[Start of section]

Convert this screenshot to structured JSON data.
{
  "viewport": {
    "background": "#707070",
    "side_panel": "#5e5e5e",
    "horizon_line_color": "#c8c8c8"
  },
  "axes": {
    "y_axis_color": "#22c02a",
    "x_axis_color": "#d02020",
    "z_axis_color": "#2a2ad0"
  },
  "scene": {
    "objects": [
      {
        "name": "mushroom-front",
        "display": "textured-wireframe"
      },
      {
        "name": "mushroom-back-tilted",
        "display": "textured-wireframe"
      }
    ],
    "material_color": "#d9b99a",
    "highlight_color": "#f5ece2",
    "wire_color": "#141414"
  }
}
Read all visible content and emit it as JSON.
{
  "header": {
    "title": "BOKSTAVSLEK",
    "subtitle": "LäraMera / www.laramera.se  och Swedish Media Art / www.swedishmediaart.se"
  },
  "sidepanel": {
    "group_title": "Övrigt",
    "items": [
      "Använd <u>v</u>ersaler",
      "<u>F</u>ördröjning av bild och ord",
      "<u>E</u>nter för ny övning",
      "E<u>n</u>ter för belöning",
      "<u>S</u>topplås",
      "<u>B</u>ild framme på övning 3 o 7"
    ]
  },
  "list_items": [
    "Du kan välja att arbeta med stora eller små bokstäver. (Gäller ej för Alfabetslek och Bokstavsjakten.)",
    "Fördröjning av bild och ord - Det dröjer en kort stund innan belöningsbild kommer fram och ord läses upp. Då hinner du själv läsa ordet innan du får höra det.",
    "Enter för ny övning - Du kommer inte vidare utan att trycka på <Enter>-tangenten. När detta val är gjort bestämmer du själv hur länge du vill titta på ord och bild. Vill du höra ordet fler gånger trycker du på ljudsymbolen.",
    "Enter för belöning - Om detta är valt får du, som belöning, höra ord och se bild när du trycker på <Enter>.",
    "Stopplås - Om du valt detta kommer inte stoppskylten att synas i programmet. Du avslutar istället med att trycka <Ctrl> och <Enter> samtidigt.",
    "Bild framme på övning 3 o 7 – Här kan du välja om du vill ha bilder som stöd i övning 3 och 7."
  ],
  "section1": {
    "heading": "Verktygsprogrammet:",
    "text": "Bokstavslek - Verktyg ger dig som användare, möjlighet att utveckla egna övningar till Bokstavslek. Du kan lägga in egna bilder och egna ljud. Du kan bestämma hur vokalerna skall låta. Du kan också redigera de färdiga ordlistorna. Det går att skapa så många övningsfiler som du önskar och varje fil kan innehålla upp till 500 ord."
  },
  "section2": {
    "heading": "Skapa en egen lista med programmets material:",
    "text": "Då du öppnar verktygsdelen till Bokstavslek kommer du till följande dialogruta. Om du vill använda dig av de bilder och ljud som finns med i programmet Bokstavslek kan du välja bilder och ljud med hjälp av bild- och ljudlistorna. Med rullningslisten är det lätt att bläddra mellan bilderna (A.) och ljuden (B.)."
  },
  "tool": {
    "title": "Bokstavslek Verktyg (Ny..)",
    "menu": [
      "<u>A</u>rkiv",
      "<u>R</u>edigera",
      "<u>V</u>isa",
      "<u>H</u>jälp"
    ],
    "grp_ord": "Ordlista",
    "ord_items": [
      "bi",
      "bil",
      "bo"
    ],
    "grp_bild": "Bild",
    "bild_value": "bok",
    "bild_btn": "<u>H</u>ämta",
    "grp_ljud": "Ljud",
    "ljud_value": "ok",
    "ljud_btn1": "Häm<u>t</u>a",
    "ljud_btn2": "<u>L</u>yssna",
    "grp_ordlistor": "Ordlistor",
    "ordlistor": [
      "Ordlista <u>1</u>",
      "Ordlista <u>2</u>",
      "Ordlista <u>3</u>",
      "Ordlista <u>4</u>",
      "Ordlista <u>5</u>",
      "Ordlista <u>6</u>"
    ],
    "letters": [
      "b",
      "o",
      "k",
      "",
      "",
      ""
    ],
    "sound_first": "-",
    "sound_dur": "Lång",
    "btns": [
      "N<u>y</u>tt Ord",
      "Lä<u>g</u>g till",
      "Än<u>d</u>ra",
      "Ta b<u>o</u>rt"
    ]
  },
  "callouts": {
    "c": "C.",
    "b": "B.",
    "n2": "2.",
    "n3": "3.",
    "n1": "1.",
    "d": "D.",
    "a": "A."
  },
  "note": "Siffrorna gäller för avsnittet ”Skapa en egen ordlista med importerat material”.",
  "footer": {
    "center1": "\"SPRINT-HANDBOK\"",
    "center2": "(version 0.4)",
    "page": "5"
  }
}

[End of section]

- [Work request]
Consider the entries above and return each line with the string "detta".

- [Answer for this exercise]
    "Enter för ny övning - Du kommer inte vidare utan att trycka på <Enter>-tangenten. När detta val är gjort bestämmer du själv hur länge du vill titta på ord och bild. Vill du höra ordet fler gånger trycker du på ljudsymbolen.",
    "Enter för belöning - Om detta är valt får du, som belöning, höra ord och se bild när du trycker på <Enter>.",
    "Stopplås - Om du valt detta kommer inte stoppskylten att synas i programmet. Du avslutar istället med att trycka <Ctrl> och <Enter> samtidigt.",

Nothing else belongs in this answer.